> **WORK TASK**:
Look through the data and write out every line with the word "true" in it.
++++
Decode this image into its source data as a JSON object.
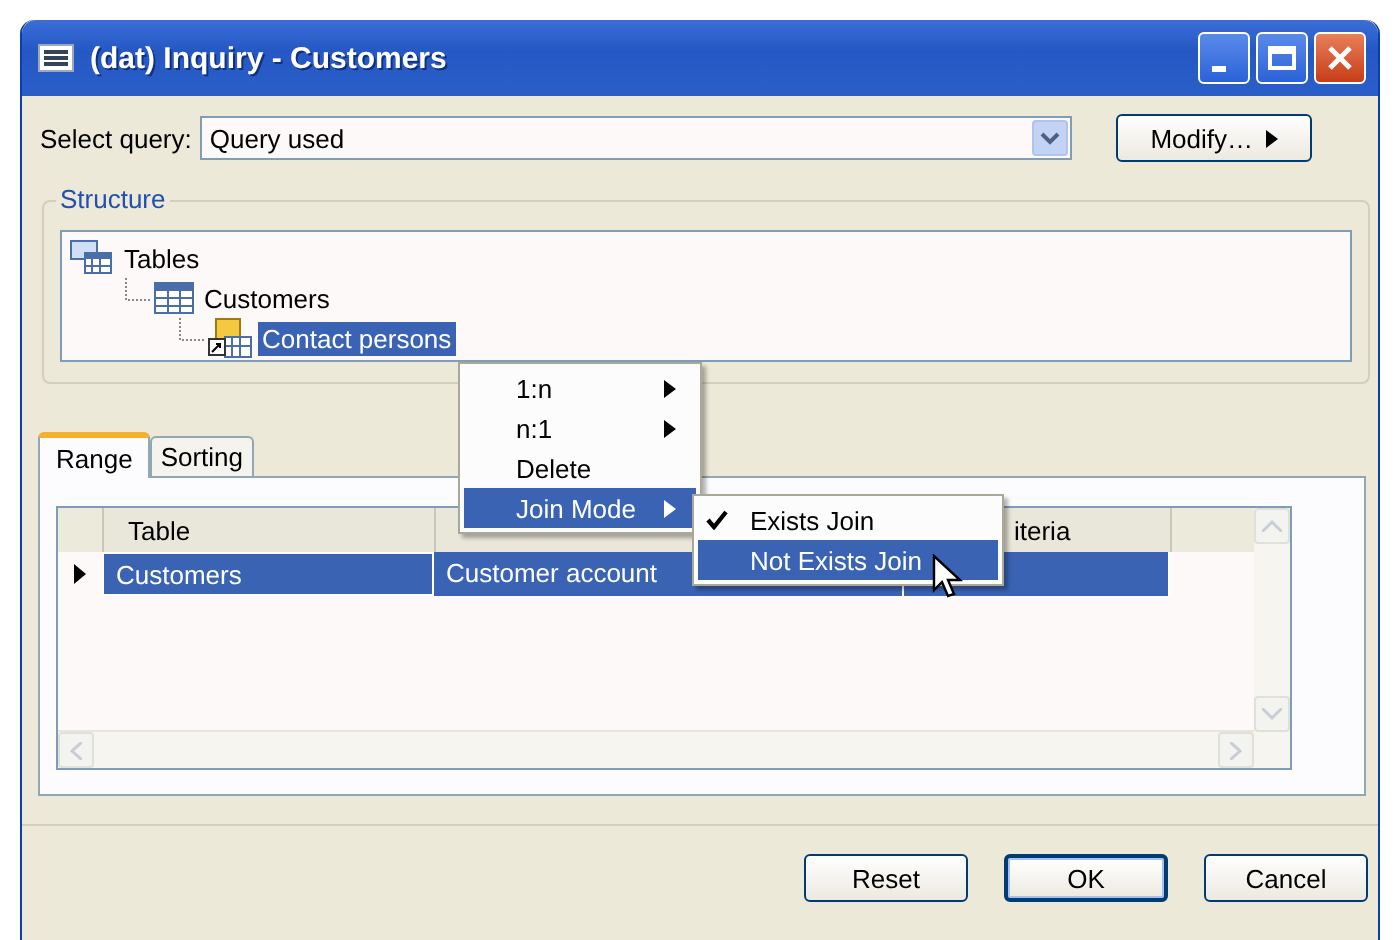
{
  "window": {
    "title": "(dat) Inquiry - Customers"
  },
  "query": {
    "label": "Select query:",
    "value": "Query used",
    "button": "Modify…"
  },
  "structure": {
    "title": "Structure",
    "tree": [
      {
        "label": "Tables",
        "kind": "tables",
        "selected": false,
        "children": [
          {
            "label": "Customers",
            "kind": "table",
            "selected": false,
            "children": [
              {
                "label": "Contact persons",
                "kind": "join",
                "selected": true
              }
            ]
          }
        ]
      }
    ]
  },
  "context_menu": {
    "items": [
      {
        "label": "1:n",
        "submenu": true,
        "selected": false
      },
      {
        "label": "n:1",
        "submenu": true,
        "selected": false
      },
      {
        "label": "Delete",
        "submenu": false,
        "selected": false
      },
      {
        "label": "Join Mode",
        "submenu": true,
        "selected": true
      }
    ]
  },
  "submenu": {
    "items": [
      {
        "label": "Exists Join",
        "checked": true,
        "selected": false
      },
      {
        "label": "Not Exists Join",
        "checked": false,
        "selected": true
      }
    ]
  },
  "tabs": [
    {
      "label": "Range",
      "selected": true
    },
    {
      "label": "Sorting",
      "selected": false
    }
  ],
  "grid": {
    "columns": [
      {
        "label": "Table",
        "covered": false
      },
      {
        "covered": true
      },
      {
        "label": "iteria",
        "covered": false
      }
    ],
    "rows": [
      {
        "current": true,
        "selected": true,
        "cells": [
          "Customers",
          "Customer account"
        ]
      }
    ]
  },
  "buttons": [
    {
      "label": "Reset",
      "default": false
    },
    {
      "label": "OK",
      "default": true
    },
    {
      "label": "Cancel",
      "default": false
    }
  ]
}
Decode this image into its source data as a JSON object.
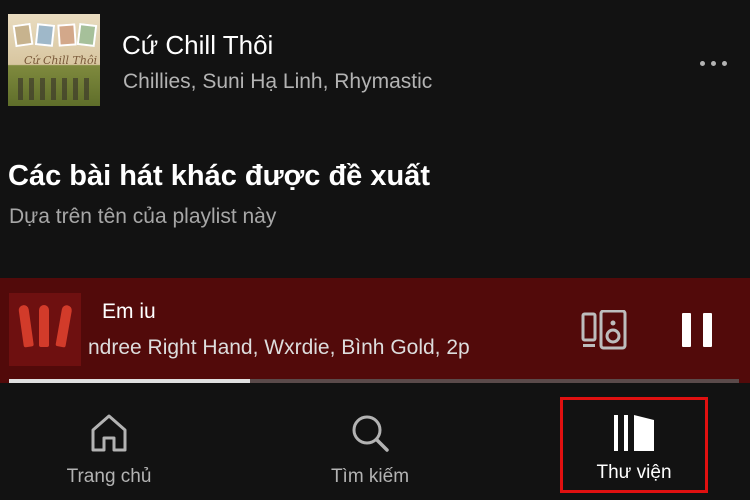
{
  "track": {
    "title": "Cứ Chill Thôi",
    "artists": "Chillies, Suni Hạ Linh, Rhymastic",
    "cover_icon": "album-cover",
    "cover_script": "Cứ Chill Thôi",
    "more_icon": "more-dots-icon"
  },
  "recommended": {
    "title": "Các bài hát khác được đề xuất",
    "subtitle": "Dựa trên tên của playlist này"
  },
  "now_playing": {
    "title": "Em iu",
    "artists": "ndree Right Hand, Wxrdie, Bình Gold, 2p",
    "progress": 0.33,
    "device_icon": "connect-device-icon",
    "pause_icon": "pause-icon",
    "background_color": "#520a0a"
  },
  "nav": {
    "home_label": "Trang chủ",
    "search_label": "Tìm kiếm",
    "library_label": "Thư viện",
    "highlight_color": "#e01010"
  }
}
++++
> **ANSWER FOR THE TASK**:
                "selected": true
        "submenu": true,
        "submenu": true,
        "submenu": true,
        "selected": true
        "checked": true,
        "selected": true
      "selected": true
        "covered": true
        "current": true,
        "selected": true,
      "default": true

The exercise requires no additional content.